• _What is being asked_:
Your answer must be the full listing, reproduced exactly.
***** Given records *****
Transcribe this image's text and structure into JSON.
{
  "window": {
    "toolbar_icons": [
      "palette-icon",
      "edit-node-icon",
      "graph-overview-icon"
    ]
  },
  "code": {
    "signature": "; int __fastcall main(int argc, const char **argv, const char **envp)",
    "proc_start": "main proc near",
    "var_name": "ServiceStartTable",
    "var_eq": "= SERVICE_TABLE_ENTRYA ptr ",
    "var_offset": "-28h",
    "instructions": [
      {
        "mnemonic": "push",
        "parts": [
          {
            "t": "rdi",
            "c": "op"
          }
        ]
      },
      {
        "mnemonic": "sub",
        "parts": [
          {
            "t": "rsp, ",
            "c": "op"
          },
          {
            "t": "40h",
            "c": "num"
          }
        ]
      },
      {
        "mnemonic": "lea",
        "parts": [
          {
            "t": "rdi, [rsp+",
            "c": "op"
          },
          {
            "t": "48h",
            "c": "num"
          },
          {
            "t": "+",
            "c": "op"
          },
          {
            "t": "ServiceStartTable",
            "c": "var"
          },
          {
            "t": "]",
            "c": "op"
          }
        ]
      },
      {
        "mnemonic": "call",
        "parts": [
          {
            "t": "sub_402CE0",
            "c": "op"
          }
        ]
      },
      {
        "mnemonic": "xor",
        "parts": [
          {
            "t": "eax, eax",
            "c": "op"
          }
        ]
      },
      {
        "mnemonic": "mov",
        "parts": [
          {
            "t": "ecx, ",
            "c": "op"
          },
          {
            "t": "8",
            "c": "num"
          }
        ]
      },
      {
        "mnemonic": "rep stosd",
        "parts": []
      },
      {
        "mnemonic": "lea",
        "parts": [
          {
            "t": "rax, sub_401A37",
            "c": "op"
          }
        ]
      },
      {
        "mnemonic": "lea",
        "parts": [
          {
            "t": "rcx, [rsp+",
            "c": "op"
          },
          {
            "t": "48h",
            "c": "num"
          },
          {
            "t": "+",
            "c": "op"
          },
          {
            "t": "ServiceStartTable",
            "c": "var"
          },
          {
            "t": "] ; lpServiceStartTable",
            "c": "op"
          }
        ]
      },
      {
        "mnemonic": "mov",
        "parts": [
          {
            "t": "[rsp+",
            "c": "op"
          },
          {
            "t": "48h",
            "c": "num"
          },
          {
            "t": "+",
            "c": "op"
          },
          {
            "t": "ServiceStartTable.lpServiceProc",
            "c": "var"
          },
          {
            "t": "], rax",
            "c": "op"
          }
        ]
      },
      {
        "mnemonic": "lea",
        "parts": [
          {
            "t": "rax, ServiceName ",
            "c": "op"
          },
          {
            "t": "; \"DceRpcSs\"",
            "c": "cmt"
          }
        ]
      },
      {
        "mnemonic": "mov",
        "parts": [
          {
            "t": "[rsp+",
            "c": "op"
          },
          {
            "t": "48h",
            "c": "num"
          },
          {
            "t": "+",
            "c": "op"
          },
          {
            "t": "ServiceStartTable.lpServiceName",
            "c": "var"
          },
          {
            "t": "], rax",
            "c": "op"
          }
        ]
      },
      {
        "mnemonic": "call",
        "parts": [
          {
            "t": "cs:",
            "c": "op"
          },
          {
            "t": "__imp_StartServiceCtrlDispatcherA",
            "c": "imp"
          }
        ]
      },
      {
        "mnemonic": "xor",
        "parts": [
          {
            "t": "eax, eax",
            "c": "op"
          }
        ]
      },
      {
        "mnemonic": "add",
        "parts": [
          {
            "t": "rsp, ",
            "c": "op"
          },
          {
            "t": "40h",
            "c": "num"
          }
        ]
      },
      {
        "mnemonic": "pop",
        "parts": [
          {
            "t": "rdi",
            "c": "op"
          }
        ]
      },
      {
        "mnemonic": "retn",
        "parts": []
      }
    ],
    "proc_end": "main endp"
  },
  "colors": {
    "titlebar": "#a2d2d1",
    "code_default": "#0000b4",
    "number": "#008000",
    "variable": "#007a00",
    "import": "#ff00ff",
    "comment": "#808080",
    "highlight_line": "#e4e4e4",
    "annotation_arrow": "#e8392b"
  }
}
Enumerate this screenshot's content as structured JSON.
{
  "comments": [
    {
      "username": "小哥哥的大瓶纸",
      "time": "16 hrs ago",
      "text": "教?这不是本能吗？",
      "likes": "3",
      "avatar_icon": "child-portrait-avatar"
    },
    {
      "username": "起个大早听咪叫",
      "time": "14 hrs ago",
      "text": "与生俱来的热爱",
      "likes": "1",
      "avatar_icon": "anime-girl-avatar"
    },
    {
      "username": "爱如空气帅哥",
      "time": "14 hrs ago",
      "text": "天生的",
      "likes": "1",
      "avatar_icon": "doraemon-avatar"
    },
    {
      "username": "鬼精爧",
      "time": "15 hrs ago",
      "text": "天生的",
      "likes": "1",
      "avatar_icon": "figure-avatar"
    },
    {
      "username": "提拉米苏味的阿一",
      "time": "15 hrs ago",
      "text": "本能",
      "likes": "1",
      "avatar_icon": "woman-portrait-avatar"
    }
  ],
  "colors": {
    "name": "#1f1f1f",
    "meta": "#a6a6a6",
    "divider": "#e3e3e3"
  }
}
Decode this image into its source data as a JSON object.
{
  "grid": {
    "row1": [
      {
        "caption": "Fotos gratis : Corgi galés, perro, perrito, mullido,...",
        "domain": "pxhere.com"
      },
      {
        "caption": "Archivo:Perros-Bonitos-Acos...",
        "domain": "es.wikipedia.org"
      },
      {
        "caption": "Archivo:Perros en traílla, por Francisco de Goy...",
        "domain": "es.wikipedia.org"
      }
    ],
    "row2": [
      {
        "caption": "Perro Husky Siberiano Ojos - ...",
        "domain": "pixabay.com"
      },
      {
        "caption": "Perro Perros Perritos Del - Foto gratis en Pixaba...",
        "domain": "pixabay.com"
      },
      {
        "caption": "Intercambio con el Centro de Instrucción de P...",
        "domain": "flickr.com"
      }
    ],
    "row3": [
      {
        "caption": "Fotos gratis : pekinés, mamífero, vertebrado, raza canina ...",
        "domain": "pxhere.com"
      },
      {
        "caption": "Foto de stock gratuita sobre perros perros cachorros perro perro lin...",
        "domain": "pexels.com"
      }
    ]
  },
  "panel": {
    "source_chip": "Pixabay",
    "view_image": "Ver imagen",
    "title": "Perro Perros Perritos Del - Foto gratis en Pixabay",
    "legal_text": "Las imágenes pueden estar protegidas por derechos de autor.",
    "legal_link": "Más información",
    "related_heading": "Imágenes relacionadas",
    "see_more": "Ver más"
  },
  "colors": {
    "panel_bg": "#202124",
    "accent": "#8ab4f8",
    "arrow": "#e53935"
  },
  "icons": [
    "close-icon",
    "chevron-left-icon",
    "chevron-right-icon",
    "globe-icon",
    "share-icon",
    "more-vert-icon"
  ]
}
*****
• _Written response_:
Transcribe this image's text and structure into JSON.
{
  "window": {
    "toolbar_icons": [
      "palette-icon",
      "edit-node-icon",
      "graph-overview-icon"
    ]
  },
  "code": {
    "signature": "; int __fastcall main(int argc, const char **argv, const char **envp)",
    "proc_start": "main proc near",
    "var_name": "ServiceStartTable",
    "var_eq": "= SERVICE_TABLE_ENTRYA ptr ",
    "var_offset": "-28h",
    "instructions": [
      {
        "mnemonic": "push",
        "parts": [
          {
            "t": "rdi",
            "c": "op"
          }
        ]
      },
      {
        "mnemonic": "sub",
        "parts": [
          {
            "t": "rsp, ",
            "c": "op"
          },
          {
            "t": "40h",
            "c": "num"
          }
        ]
      },
      {
        "mnemonic": "lea",
        "parts": [
          {
            "t": "rdi, [rsp+",
            "c": "op"
          },
          {
            "t": "48h",
            "c": "num"
          },
          {
            "t": "+",
            "c": "op"
          },
          {
            "t": "ServiceStartTable",
            "c": "var"
          },
          {
            "t": "]",
            "c": "op"
          }
        ]
      },
      {
        "mnemonic": "call",
        "parts": [
          {
            "t": "sub_402CE0",
            "c": "op"
          }
        ]
      },
      {
        "mnemonic": "xor",
        "parts": [
          {
            "t": "eax, eax",
            "c": "op"
          }
        ]
      },
      {
        "mnemonic": "mov",
        "parts": [
          {
            "t": "ecx, ",
            "c": "op"
          },
          {
            "t": "8",
            "c": "num"
          }
        ]
      },
      {
        "mnemonic": "rep stosd",
        "parts": []
      },
      {
        "mnemonic": "lea",
        "parts": [
          {
            "t": "rax, sub_401A37",
            "c": "op"
          }
        ]
      },
      {
        "mnemonic": "lea",
        "parts": [
          {
            "t": "rcx, [rsp+",
            "c": "op"
          },
          {
            "t": "48h",
            "c": "num"
          },
          {
            "t": "+",
            "c": "op"
          },
          {
            "t": "ServiceStartTable",
            "c": "var"
          },
          {
            "t": "] ; lpServiceStartTable",
            "c": "op"
          }
        ]
      },
      {
        "mnemonic": "mov",
        "parts": [
          {
            "t": "[rsp+",
            "c": "op"
          },
          {
            "t": "48h",
            "c": "num"
          },
          {
            "t": "+",
            "c": "op"
          },
          {
            "t": "ServiceStartTable.lpServiceProc",
            "c": "var"
          },
          {
            "t": "], rax",
            "c": "op"
          }
        ]
      },
      {
        "mnemonic": "lea",
        "parts": [
          {
            "t": "rax, ServiceName ",
            "c": "op"
          },
          {
            "t": "; \"DceRpcSs\"",
            "c": "cmt"
          }
        ]
      },
      {
        "mnemonic": "mov",
        "parts": [
          {
            "t": "[rsp+",
            "c": "op"
          },
          {
            "t": "48h",
            "c": "num"
          },
          {
            "t": "+",
            "c": "op"
          },
          {
            "t": "ServiceStartTable.lpServiceName",
            "c": "var"
          },
          {
            "t": "], rax",
            "c": "op"
          }
        ]
      },
      {
        "mnemonic": "call",
        "parts": [
          {
            "t": "cs:",
            "c": "op"
          },
          {
            "t": "__imp_StartServiceCtrlDispatcherA",
            "c": "imp"
          }
        ]
      },
      {
        "mnemonic": "xor",
        "parts": [
          {
            "t": "eax, eax",
            "c": "op"
          }
        ]
      },
      {
        "mnemonic": "add",
        "parts": [
          {
            "t": "rsp, ",
            "c": "op"
          },
          {
            "t": "40h",
            "c": "num"
          }
        ]
      },
      {
        "mnemonic": "pop",
        "parts": [
          {
            "t": "rdi",
            "c": "op"
          }
        ]
      },
      {
        "mnemonic": "retn",
        "parts": []
      }
    ],
    "proc_end": "main endp"
  },
  "colors": {
    "titlebar": "#a2d2d1",
    "code_default": "#0000b4",
    "number": "#008000",
    "variable": "#007a00",
    "import": "#ff00ff",
    "comment": "#808080",
    "highlight_line": "#e4e4e4",
    "annotation_arrow": "#e8392b"
  }
}
Enumerate this screenshot's content as structured JSON.
{
  "comments": [
    {
      "username": "小哥哥的大瓶纸",
      "time": "16 hrs ago",
      "text": "教?这不是本能吗？",
      "likes": "3",
      "avatar_icon": "child-portrait-avatar"
    },
    {
      "username": "起个大早听咪叫",
      "time": "14 hrs ago",
      "text": "与生俱来的热爱",
      "likes": "1",
      "avatar_icon": "anime-girl-avatar"
    },
    {
      "username": "爱如空气帅哥",
      "time": "14 hrs ago",
      "text": "天生的",
      "likes": "1",
      "avatar_icon": "doraemon-avatar"
    },
    {
      "username": "鬼精爧",
      "time": "15 hrs ago",
      "text": "天生的",
      "likes": "1",
      "avatar_icon": "figure-avatar"
    },
    {
      "username": "提拉米苏味的阿一",
      "time": "15 hrs ago",
      "text": "本能",
      "likes": "1",
      "avatar_icon": "woman-portrait-avatar"
    }
  ],
  "colors": {
    "name": "#1f1f1f",
    "meta": "#a6a6a6",
    "divider": "#e3e3e3"
  }
}
Decode this image into its source data as a JSON object.
{
  "grid": {
    "row1": [
      {
        "caption": "Fotos gratis : Corgi galés, perro, perrito, mullido,...",
        "domain": "pxhere.com"
      },
      {
        "caption": "Archivo:Perros-Bonitos-Acos...",
        "domain": "es.wikipedia.org"
      },
      {
        "caption": "Archivo:Perros en traílla, por Francisco de Goy...",
        "domain": "es.wikipedia.org"
      }
    ],
    "row2": [
      {
        "caption": "Perro Husky Siberiano Ojos - ...",
        "domain": "pixabay.com"
      },
      {
        "caption": "Perro Perros Perritos Del - Foto gratis en Pixaba...",
        "domain": "pixabay.com"
      },
      {
        "caption": "Intercambio con el Centro de Instrucción de P...",
        "domain": "flickr.com"
      }
    ],
    "row3": [
      {
        "caption": "Fotos gratis : pekinés, mamífero, vertebrado, raza canina ...",
        "domain": "pxhere.com"
      },
      {
        "caption": "Foto de stock gratuita sobre perros perros cachorros perro perro lin...",
        "domain": "pexels.com"
      }
    ]
  },
  "panel": {
    "source_chip": "Pixabay",
    "view_image": "Ver imagen",
    "title": "Perro Perros Perritos Del - Foto gratis en Pixabay",
    "legal_text": "Las imágenes pueden estar protegidas por derechos de autor.",
    "legal_link": "Más información",
    "related_heading": "Imágenes relacionadas",
    "see_more": "Ver más"
  },
  "colors": {
    "panel_bg": "#202124",
    "accent": "#8ab4f8",
    "arrow": "#e53935"
  },
  "icons": [
    "close-icon",
    "chevron-left-icon",
    "chevron-right-icon",
    "globe-icon",
    "share-icon",
    "more-vert-icon"
  ]
}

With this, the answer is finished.